Tiermanns World: a planet covered in wintry woods and
roamed by sabre-toothed tigers and other savage beasts. The
Doctor and Martha are here to warn Professor Tiermann, his
wife and their son that a terrible danger is on its way. The
Tiermanns live in luxury, in a fantastic, futuristic, fully
automated Dreamhome, under an impenetrable force shield. But
that wont protect them from the Voracious Craw, a gigantic
and extremely hungry alien creature that is heading remorselessly
towards their home. When it arrives, everything will be devoured.
Can they get away in time? With the force shield cracking
up, and the Dreamhome itself deciding who should or should
not leave, things are looking desperate...
Paul Magrs standards, this book starts off in a fairly straightforward
manner. OK, so theres a giant space beastie called the
Voracious Craw (which sounds a little too much like Penelope
Pitstops adversary, the Hooded Claw, for my liking),
but apart from that, the authors typical weirdness seems
to have been played down. Hes probably on his best behaviour
for the kiddies.
Before long, though, we are introduced to the Servo-furnishings,
robots created by Professor Tiermann to serve him and his
family. Like Disney characters, these robots come in all shapes
and sizes, each based upon a household implement, such as
a drinks cabinet or a vacuum cleaner. Silliest of all, but
in a quite endearing way, are Barbara the vending machine
and Toaster the sun bed, aged Servo-furnishings that have
long since seen better days. I was reminded a little of Talkie
Toaster from Red Dwarf, in that the decrepit droids
keep offering people snacks or a bit of a tan, because thats
all theyre good for.
The books most obvious sources, however, are the movie
Forbidden Planet and
The Tempest, the Shakespeare play that inspired it.
Like Dr Morbius and Prospero (who gets a brief name check
near the end of the book), the prideful Professor Tiermann
lives in seclusion with his small family unit. Like Prospero,
he is surrounded by magical-seeming servants (whereas Morbius
had only one robot, the famous Robby). Like Morbius, his hubris
and massive ego are his undoing.
This is the first Doctor Who novel by Magrs not to
feature his Time Lady creation, Iris Wildthyme. (This is probably
Time War is supposed to have wiped out all the
Time Lords. However, Iris has often been depicted as something
other than your regular Time Lady, and may have originated
from a parallel universe called the Obverse - as mentioned
in the Eighth Doctor novel The Blue Angel. This might
explain why the Doctor has been unable to sense her existence.)
However, some of Iriss dottiness is present in the character
Despite the childish nature of certain plot elements, which
also include much supping of fizzy drinks and resultant windiness,

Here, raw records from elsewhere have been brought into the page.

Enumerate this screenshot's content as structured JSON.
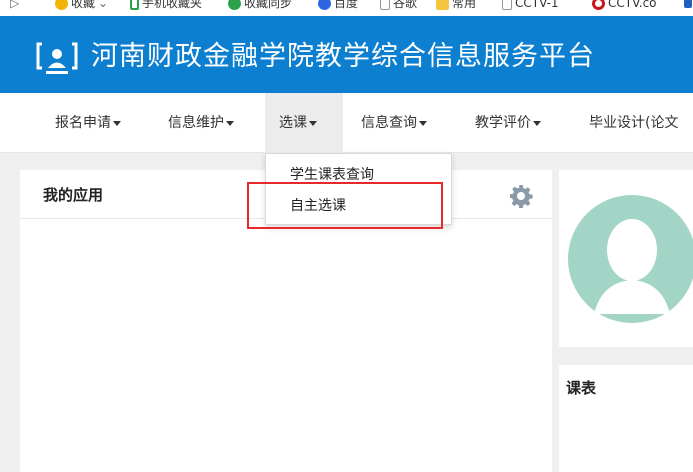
{
  "bookmarks": [
    {
      "label": "收藏",
      "icon": "star-folder-icon",
      "color": "#f2b400"
    },
    {
      "label": "手机收藏夹",
      "icon": "phone-icon",
      "color": "#2aa14a"
    },
    {
      "label": "收藏同步",
      "icon": "sync-icon",
      "color": "#2aa14a"
    },
    {
      "label": "百度",
      "icon": "paw-icon",
      "color": "#2d66e0"
    },
    {
      "label": "谷歌",
      "icon": "page-icon",
      "color": "#999999"
    },
    {
      "label": "常用",
      "icon": "folder-icon",
      "color": "#f5c542"
    },
    {
      "label": "CCTV-1",
      "icon": "page-icon",
      "color": "#999999"
    },
    {
      "label": "CCTV.co",
      "icon": "cctv-icon",
      "color": "#c8161d"
    }
  ],
  "header": {
    "title": "河南财政金融学院教学综合信息服务平台",
    "color": "#0c7fd1"
  },
  "nav": {
    "items": [
      {
        "label": "报名申请"
      },
      {
        "label": "信息维护"
      },
      {
        "label": "选课"
      },
      {
        "label": "信息查询"
      },
      {
        "label": "教学评价"
      },
      {
        "label": "毕业设计(论文"
      }
    ]
  },
  "dropdown": {
    "items": [
      {
        "label": "学生课表查询"
      },
      {
        "label": "自主选课"
      }
    ]
  },
  "panels": {
    "apps_title": "我的应用",
    "schedule_title": "课表"
  }
}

things turn surprisingly violent during the second half of
the novel. Hmmm, perhaps Magrs isnt on his best behaviour
for the kiddies after all...
Autumn, which takes place before 42
for the TARDIS crew, this novel is evidently set afterwards,
because Martha refers back to the events of that episode.
I doubt it can be a long time afterwards, though, because
it is also stated that Martha has been travelling with the
Doctor for only a relatively short period of time.
Rather than building to a dramatic conclusion, the last quarter
of Sick Building is unfortunately sluggish and rambling,
just when the plot needs to keep moving. Its not as
though the author was struggling to reach the word count -
the type size is smaller than that of Forever Autumn
(though not as small as that of Wetworld, the other
book in this batch of novels).
However, even at that point in this otherwise entertaining
story, I wasnt sick of reading it.